Focusing on removing operational inefficiencies to improve business performance, lean manufacturing centers on the philosophy of continual improvement, that every process can and should be continually evaluated and improved. Lean manufacturing classifies activities as either value-added or non-value-added from the standpoint of the customer. The non-value-added activities form the acronym DOWNTIME: defects, overproduction, waiting, neglecting talent, transportation, inventory, motion and excess processing.
“Most organizations’ time from order to delivery contains only 10% of value-added time,” says Dan Burgos, president of Alphanova Consulting. “Lean manufacturing focuses on attacking the remaining 90%, which is mostly made of non-value-adding activities. The typical benefits of adopting lean principles are an increase in quality levels, a decrease in lead times and a reduction of costs – all landmarks of staying competitive in the current business environment.”
2. Communicate Honestly and Often
In order to prepare for the future, you have to evaluate the past. Shawn Rhodes, president and founder of Shoshin Consulting, suggests that management should evaluate past performance before the start of each quarter or project. “If you take an honest look at what went right and wrong on a similar project, you’ll have more than enough knowledge to improve operational efficiency in the future,” Rhodes says.
Rhodes thinks that management should remind employees on a weekly basis what their objectives are.
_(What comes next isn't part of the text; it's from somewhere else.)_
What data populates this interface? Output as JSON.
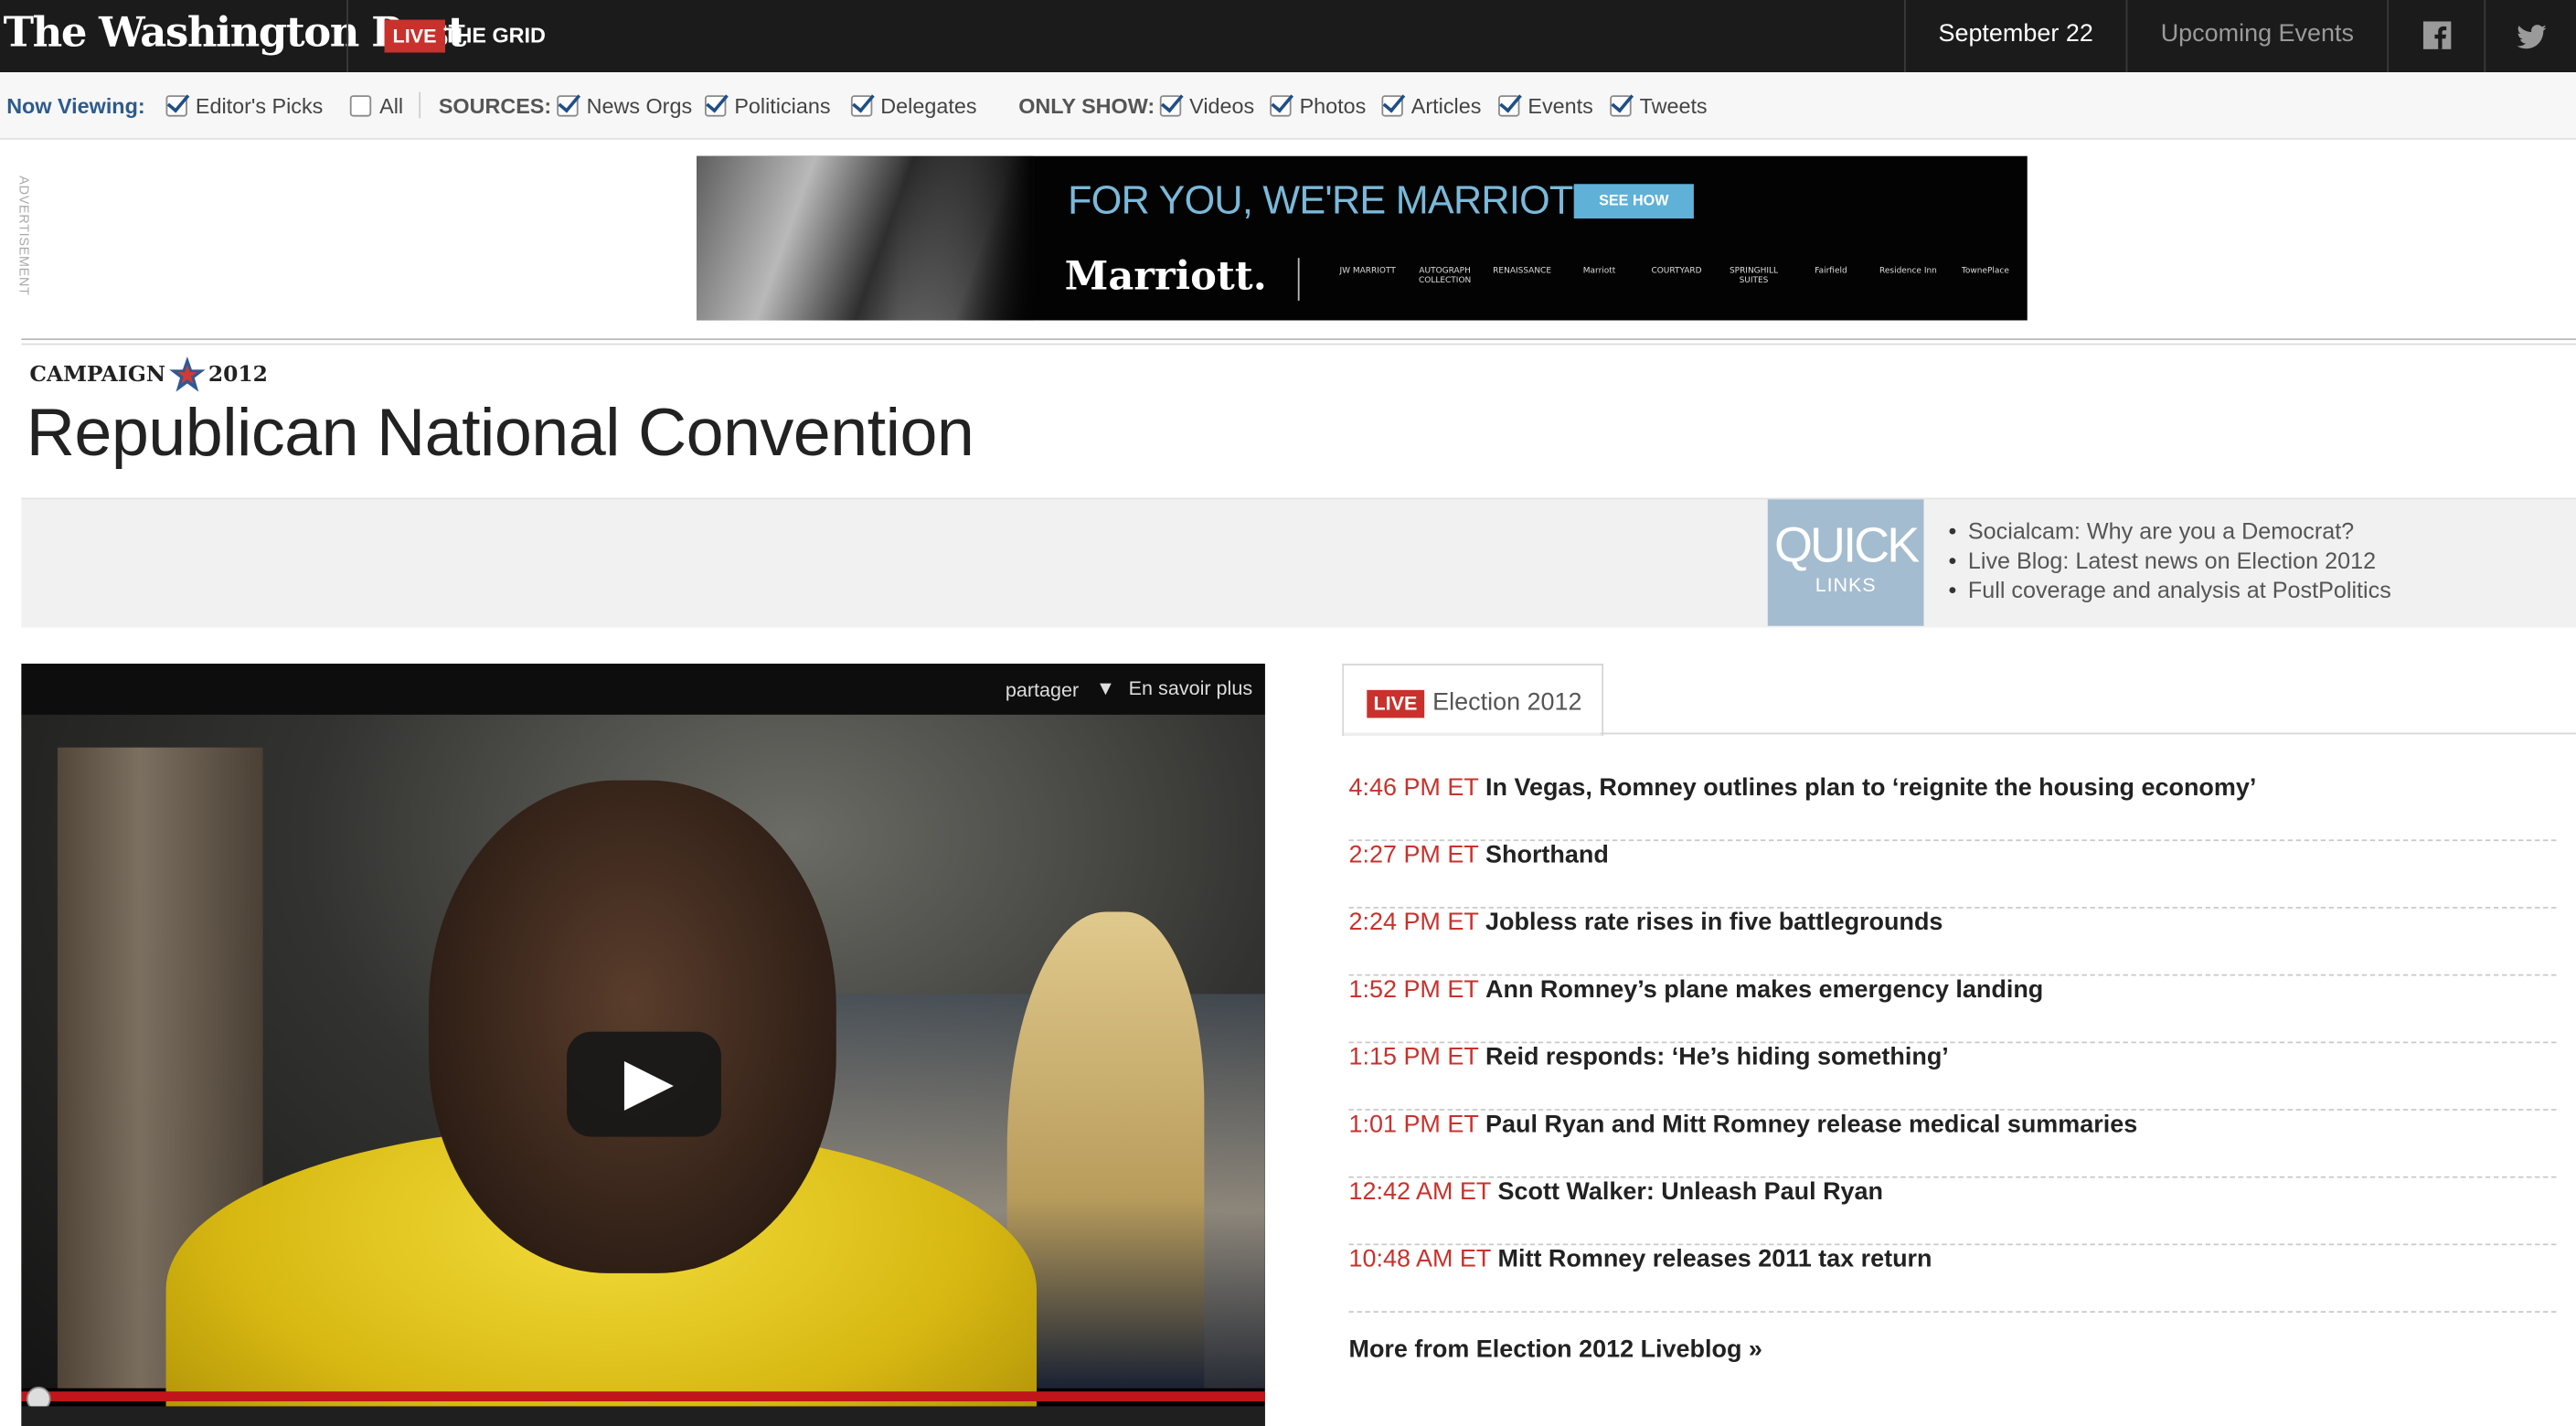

Whether that be attaining a certain amount of sales or gaining a certain amount of clients, the objective should be the worker’s number-one priority for the week. Secondly, management needs to clearly define who is responsible for which task and by what time they need to complete it. “Don’t just say ‘Team, let’s have this done’ because then no one is responsible,” Rhodes says. “You have to make sure the foundational elements of your business are rock solid. If you give tools to a team that doesn’t know how to function, you’re going to lose profits and clients.”
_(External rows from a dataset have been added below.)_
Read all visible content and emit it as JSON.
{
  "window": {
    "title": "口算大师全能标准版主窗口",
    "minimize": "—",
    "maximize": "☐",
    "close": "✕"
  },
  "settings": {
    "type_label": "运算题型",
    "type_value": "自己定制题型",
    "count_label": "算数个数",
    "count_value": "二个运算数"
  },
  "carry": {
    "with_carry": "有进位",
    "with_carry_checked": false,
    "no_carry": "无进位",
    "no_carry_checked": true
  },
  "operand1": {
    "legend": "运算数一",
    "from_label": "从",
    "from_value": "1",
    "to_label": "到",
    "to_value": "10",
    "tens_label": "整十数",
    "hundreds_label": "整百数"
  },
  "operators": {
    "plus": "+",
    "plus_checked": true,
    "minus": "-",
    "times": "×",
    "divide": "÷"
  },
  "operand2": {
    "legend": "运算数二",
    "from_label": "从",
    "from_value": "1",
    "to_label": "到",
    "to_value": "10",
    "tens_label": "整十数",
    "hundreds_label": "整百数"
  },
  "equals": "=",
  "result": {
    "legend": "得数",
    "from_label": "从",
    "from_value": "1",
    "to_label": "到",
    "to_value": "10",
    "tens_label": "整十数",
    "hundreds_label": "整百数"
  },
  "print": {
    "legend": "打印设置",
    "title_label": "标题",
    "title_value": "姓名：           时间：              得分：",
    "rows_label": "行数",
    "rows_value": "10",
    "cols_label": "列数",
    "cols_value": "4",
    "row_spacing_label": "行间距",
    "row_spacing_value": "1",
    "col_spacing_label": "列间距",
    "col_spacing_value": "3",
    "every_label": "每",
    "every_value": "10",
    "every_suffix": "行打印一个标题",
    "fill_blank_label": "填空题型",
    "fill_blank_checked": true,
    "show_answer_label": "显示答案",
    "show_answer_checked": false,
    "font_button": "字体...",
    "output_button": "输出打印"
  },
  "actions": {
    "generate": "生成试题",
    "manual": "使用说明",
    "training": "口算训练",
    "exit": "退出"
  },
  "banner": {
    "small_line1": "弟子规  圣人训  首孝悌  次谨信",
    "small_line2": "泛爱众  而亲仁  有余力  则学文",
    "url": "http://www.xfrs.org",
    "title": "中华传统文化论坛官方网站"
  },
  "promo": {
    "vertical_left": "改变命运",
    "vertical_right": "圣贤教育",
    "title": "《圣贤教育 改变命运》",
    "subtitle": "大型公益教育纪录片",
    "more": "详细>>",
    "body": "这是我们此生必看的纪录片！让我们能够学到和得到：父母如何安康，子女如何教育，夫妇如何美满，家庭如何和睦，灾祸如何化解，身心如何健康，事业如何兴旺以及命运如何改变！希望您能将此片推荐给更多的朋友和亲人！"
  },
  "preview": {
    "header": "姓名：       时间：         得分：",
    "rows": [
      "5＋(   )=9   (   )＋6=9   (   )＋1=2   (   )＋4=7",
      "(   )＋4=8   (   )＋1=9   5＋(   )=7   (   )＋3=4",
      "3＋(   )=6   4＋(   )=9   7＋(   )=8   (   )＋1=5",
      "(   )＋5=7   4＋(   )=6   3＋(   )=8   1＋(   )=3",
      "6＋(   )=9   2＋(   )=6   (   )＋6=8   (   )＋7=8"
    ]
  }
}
3. Prepare for Mistakes
Business process streamlining is used by some, but only mastered by few. Companies tend to only dig in on efficiency issues when they’re forced to via market pressure. “When profits are high, inefficiencies typically soar,” says Dawn Roberts, owner of Dawn Roberts Consulting.
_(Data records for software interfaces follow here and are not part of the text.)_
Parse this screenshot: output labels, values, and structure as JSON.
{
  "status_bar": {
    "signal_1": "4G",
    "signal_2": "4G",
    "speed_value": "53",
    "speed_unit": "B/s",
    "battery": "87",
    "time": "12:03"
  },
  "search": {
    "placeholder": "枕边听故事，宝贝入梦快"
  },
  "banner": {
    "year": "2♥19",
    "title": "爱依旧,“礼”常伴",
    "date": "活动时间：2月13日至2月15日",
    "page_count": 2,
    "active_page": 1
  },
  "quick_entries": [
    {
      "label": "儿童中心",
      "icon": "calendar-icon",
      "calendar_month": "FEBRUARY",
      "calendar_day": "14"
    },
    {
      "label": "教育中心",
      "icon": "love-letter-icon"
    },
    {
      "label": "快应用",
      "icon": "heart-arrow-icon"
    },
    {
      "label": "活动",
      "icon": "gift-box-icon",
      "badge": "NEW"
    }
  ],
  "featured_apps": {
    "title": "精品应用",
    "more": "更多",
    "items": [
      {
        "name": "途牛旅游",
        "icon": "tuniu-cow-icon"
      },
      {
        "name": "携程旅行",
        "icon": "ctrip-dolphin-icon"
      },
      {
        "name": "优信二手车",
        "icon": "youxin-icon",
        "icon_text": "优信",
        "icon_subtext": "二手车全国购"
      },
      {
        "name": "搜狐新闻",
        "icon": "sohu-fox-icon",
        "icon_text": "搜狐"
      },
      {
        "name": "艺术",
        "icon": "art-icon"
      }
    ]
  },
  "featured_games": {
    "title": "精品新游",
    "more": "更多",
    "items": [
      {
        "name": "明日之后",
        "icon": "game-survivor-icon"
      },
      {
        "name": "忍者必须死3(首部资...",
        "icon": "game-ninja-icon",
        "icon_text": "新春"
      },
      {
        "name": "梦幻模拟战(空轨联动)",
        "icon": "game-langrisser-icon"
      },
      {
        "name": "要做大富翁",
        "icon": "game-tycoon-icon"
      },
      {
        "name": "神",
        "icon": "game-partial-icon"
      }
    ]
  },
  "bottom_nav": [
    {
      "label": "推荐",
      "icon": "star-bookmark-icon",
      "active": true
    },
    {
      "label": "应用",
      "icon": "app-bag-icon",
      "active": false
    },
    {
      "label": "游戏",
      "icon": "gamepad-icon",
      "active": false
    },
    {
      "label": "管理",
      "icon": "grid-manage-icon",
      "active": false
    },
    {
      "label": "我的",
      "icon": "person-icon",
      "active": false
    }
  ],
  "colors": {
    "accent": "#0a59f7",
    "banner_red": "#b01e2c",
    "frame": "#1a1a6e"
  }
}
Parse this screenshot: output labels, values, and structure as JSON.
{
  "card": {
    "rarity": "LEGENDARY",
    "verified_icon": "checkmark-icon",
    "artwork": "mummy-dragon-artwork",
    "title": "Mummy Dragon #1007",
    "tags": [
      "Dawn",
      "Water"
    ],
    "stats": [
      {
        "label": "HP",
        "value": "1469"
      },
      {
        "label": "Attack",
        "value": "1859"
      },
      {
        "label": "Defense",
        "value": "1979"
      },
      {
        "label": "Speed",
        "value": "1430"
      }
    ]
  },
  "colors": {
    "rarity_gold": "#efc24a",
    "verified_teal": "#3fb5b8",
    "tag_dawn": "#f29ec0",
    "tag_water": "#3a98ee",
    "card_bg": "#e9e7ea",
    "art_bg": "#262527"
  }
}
In this hyperactive digital age, Roberts encourages companies to take a breather before engaging in the next project. By analyzing the tasks that need to be accomplished beforehand, employees are better prepared for optimizing schedules, testing out machinery and double-checking the clients’ desires. It also gives manufacturers a chance to see if there are repeatable tasks that can be standardized, cutting down on delivery time and allowing for wiggle room on the back end. “If you plan for too tight of a timeline, you’ll run into issues,” Roberts says. “Build in time that will allow you to react to contingencies.”
4. Rely on the Cloud
Companies should seek to utilize one single system that would connect all its departments, control and record all processes and encourage cooperation. Information-related processes such as cloud computing are commonly used systems for optimizing the production chain.
“Companies still trying to run infrastructure on the premises are at a disadvantage,” says Phil Potloff, chief digital officer at Edmunds, an automotive resource portal. “They’re spending capital and using human capital to support servers and storage.” As Edmunds’ first chief digital officer, Potloff spearheaded the launch of Edmunds Advertising Solutions, a system that leverages big data and analytics to help auto dealers better target their marketing. The system relies upon cloud computing – an online service that stores important documents on a website or mobile application for use on electronic devices.
“By working with the cloud, you can use that human capital to develop new products, interfaces or services,” Potloff says. “The maintenance and operation of the application is much quicker than waiting for your traditional IT department.”